Author: Ryu Murakami
Publisher: Penguin Books
First Published: March 28, 2006
Genres: Horror, Noir, Supernatural, Thriller
In the Miso Soup tells of Frank, an overweight American tourist who has hired Kenji to take him on a guided tour of Tokyo’s sleazy nightlife. But Frank’s behavior is so strange that Kenji begins to entertain a horrible suspicion—that his new client is in fact the serial killer currently terrorizing the city. It is not until later, however, that Kenji learns exactly how much he has to fear and how irrevocably his encounter with this great white whale of an American will change his life.Also by this author: Audition
I’m beginning to think that I have an unhealthy obsession with Japanese thrillers, I’ve loved every single one that I have picked up so far. In the Miso Soup is a noir thriller about a tour guide that takes wealthy American patrons around the red light district in Japan. Kenji thinks that he has seen it all with his American clients, but he’s struck by a terrible feeling when he meets Frank.
Frank is a gaijin, a foreigner that is enthralled with Japanese culture. There are many times that Frank is really cringy and ignorant, which is a common joke about tourists, but there is also something about Frank that is just… off. After his first night with the unusual gaijin, Kenji finds himself feeling shaken-up.

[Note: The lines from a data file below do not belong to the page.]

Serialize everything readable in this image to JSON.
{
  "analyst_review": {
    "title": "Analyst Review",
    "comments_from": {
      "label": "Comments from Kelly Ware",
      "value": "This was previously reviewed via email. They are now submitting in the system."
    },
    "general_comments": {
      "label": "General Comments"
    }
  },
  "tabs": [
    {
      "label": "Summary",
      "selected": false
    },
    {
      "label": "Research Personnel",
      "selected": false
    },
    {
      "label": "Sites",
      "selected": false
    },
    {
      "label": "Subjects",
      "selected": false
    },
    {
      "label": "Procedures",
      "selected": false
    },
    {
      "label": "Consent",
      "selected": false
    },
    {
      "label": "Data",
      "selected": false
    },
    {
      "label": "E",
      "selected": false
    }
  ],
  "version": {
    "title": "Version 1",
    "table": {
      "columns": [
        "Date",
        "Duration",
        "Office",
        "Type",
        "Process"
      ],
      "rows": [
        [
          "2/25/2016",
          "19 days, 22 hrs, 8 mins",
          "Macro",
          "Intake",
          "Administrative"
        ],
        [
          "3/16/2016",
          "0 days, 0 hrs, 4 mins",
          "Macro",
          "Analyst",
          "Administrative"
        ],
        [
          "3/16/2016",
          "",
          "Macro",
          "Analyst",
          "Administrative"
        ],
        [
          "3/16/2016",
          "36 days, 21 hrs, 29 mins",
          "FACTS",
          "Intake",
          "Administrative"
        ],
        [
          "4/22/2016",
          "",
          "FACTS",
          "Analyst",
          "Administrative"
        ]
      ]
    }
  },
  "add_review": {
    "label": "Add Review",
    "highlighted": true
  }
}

“I can’t say I sensed a particularly cruel or sadistic tendency in Frank, ore ven that he fit my image of a murderer. But what I did sense was an emptiness like a black hole inside him, and there was no predicting what might emerge from a place like that.”
As the story unfolds and we get a glimpse into the lives of the main characters, we see a country where people are disconnected and lonely. From soaplands to host clubs, omiai pubs, and high school girls that sell “companionship,” there is something hollow about these businesses that border on being inhuman. Although Frank appears to be something other than a man, in a way he fits right in with the cynical and lonely denizens of the district that play-act at relationships.
I loved this book and all of the thrills and chills that it provided, there where times that I gasped or felt genuinely unnerved. Frank and his escapades in the red light district really struck me, and he’s one of the more memorable literary figures I’ve ever encountered in fiction. There are two very good videos that I feel illustrate what I’m talking about that I strongly recommend. Sex in Japan: Dying for company is a documentary that covers the sex and work culture of Japan, and CDawgVA’s video about his time at a host club gives a lot of insight into the industry.
Warnings: sex, violence, extreme sexual violence, gore, death, torture, language